Martyn was once the Michael Clarke of his generation, a prodigious talent fast-tracked into the team for a series against the West Indies when he was only 21. But after being cruelly made the scapegoat for the debacle at the SCG against a Fanie de Villiers-inspired South Africa in January 1994 - it was only his seventh Test - he spent 74 months on the outside, as the baggy green cap grew musty from lack of exposure.
On his return, he was a changed man. The record-book may show that Australia won the series 3-0 on their tour of New Zealand in 1999-2000 but it won't reveal just how close the matches were. Having made an accomplished 78 in the second Test at Wellington, he produced a stunning unbeaten 89 at Hamilton after Australia had stumbled to 29 for 5 on a pitch where the quick bowlers were getting extravagant movement. His innings, coupled with Adam Gilchrist's blazing 75, made all the difference.
A year later, he had his halcyon year, scoring two magnificent hundreds in the Ashes series, and then punishing South Africa to the tune of three centuries, home and away, in the biggest World Championship-mismatch of recent times. But thereafter he retreated into a phase where he reeled off classy 30s and 40s without kicking on to something more substantial.
By the time the team arrived in Sri Lanka seven months ago, he was perilously close to the door of the Last Chance Saloon. But those two efforts, gritty rather than pretty, cemented his slot in the middle order, especially with Steve Waugh having become a fond memory.
Though he never quite opened out as he can this afternoon, Martyn drove, cut and pulled with the élan that his admirers have come to expect. Like almost every batsman who has played a lot of cricket on the fast and bouncy WACA pitch, he plays the square-of-the-wicket shots with panache. But allied to that is a suppleness of wrist and a fluidity when driving the ball which is more redolent of the Asian masters.
Kumble, India's bowling master, bowled 32 overs over the three sessions, on a day that the Indians will remember for rivers of sweat, aching feet and leaden shoulders. He and Harbhajan Singh toiled tirelessly on a surface that appeared to be easier for batting than it had been on days one and two, and neither was helped by the wicketkeeping of Parthiv Patel, who fluffed two stumpings and messed up countless other takes.
You could plead extreme heat and humidity, not to mention the puffs of dust, as mitigating causes, but there's a drastic problem when someone with the experience of 18 Tests behind him can't even get his gloves to the ball, forget catching it. Few would dispute that Patel has an international future, but for the moment, he looks as lost as an extra who wandered into the movie's climactic scene at the wrong time.
India must not let the weight of history crush them though. While it's true that no team has successfully overhauled more than 155 to win a Test at Chepauk, they can draw plenty of inspiration from what happened at Adelaide last December when they chased down 230 on a surface that had a reputation as a graveyard for fourth-innings pursuits.
As for Martyn, he will hope that history reverses itself.
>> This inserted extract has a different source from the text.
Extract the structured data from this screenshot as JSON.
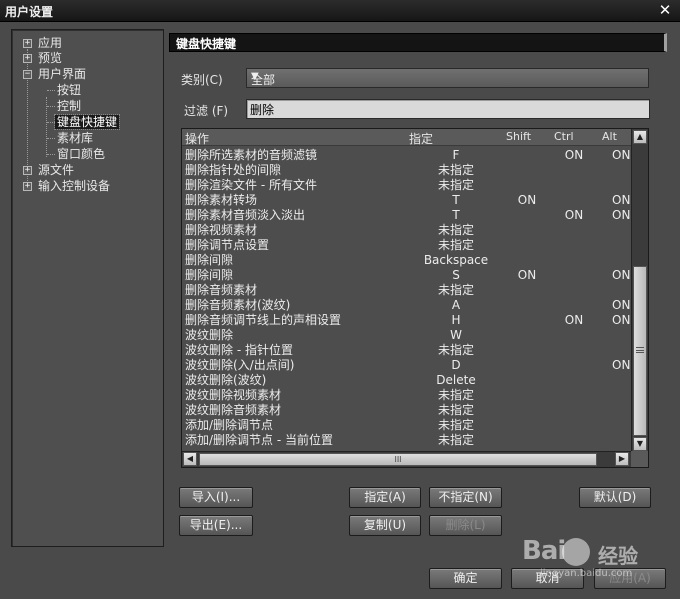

At Sydney all those years ago, Shane Warne took 12 wickets in the match - one less than the indefatigable Kumble in this game - but his team fell five runs short. If Glenn McGrath, Jason Gillespie or Michael Kasprowicz can reprise de Villiers' feat, there won't be a more contented man in this city of several million.
Dileep Premachandran is assistant editor of Wisden Cricinfo.